'''

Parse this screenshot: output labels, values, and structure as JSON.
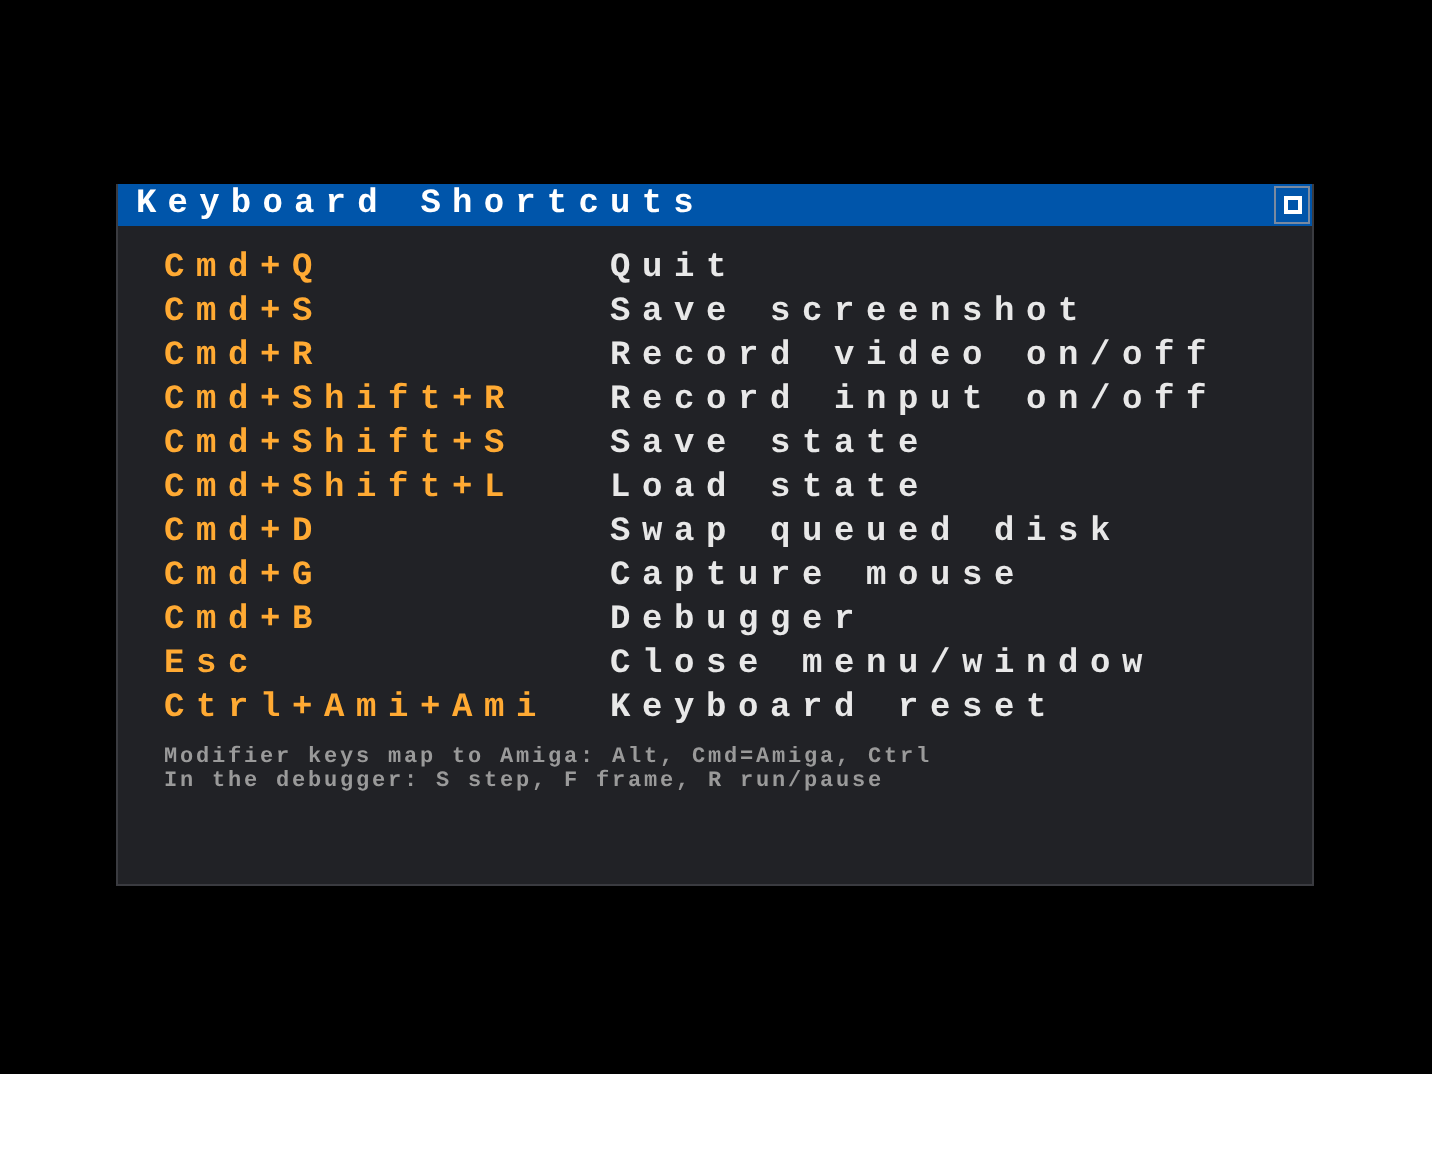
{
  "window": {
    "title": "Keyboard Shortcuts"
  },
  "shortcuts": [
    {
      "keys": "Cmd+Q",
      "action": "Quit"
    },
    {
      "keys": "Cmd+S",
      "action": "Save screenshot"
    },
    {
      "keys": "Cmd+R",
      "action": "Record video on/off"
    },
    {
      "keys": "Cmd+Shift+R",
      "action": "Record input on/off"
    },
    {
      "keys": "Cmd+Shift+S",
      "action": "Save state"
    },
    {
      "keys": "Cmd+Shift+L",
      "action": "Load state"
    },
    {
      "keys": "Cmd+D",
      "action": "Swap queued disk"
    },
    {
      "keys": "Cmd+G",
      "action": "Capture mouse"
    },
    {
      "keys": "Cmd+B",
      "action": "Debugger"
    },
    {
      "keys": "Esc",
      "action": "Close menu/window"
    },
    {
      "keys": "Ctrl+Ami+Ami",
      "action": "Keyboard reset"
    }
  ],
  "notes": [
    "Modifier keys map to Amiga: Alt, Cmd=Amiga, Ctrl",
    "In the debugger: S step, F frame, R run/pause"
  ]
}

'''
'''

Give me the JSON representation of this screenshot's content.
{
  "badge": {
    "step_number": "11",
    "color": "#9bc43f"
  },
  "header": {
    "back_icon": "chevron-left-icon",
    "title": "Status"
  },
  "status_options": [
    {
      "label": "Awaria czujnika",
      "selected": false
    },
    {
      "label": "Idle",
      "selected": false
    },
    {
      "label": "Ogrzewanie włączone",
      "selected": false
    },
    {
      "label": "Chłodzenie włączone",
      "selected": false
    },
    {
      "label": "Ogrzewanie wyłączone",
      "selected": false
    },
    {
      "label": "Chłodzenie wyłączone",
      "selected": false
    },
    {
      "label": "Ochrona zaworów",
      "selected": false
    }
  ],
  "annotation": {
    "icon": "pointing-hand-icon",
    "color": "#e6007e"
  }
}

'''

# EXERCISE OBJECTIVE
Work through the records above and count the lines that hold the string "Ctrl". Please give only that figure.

# EXERCISE ANSWER
2